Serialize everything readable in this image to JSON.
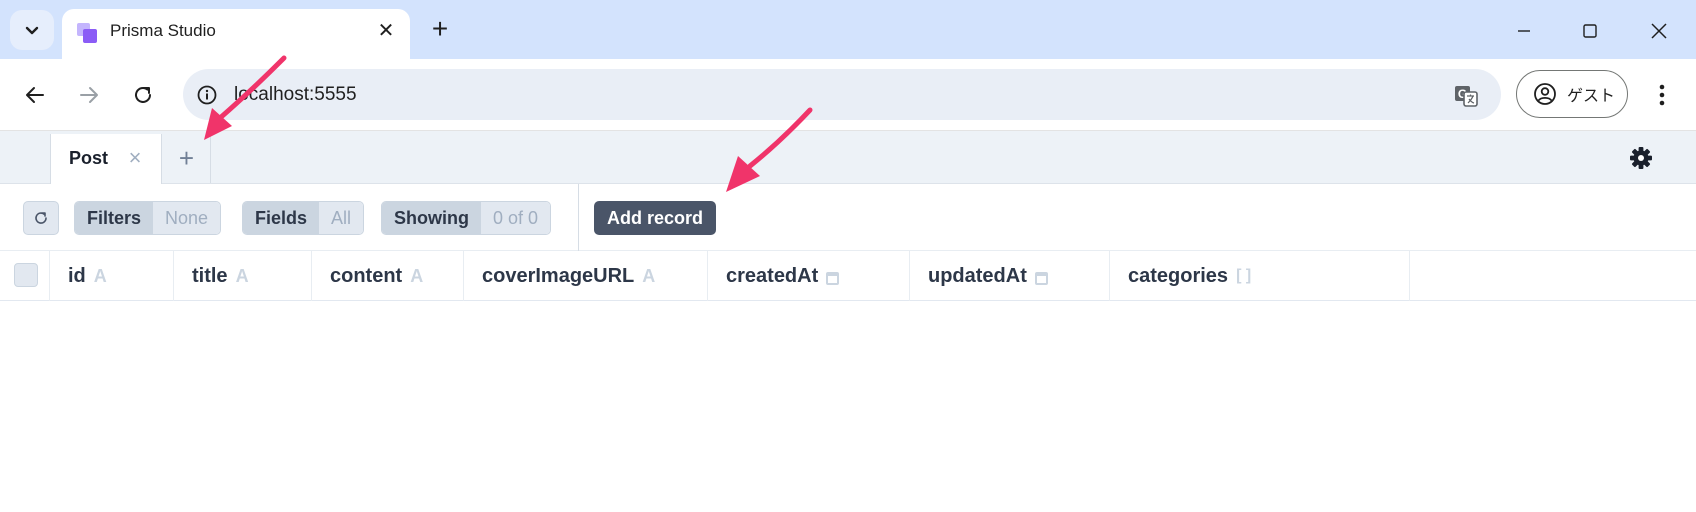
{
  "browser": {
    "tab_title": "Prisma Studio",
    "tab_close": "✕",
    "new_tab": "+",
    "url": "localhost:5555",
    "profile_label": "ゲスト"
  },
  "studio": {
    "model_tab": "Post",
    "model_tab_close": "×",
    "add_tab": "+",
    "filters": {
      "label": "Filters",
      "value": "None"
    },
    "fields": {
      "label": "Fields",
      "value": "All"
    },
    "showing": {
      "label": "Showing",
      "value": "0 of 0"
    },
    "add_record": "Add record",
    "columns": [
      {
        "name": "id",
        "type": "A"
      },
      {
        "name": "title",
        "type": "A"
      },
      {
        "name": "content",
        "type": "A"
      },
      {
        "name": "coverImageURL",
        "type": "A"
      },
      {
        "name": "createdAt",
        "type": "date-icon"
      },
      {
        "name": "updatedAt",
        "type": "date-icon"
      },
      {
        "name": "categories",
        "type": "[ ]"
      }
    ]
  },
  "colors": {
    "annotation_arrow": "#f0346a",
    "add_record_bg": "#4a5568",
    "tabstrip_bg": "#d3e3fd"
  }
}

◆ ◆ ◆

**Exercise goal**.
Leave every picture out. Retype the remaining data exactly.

**Written response**.
Serialize everything readable in this image to JSON.
{
  "browser": {
    "tab_title": "Prisma Studio",
    "tab_close": "✕",
    "new_tab": "+",
    "url": "localhost:5555",
    "profile_label": "ゲスト"
  },
  "studio": {
    "model_tab": "Post",
    "model_tab_close": "×",
    "add_tab": "+",
    "filters": {
      "label": "Filters",
      "value": "None"
    },
    "fields": {
      "label": "Fields",
      "value": "All"
    },
    "showing": {
      "label": "Showing",
      "value": "0 of 0"
    },
    "add_record": "Add record",
    "columns": [
      {
        "name": "id",
        "type": "A"
      },
      {
        "name": "title",
        "type": "A"
      },
      {
        "name": "content",
        "type": "A"
      },
      {
        "name": "coverImageURL",
        "type": "A"
      },
      {
        "name": "createdAt",
        "type": "date-icon"
      },
      {
        "name": "updatedAt",
        "type": "date-icon"
      },
      {
        "name": "categories",
        "type": "[ ]"
      }
    ]
  },
  "colors": {
    "annotation_arrow": "#f0346a",
    "add_record_bg": "#4a5568",
    "tabstrip_bg": "#d3e3fd"
  }
}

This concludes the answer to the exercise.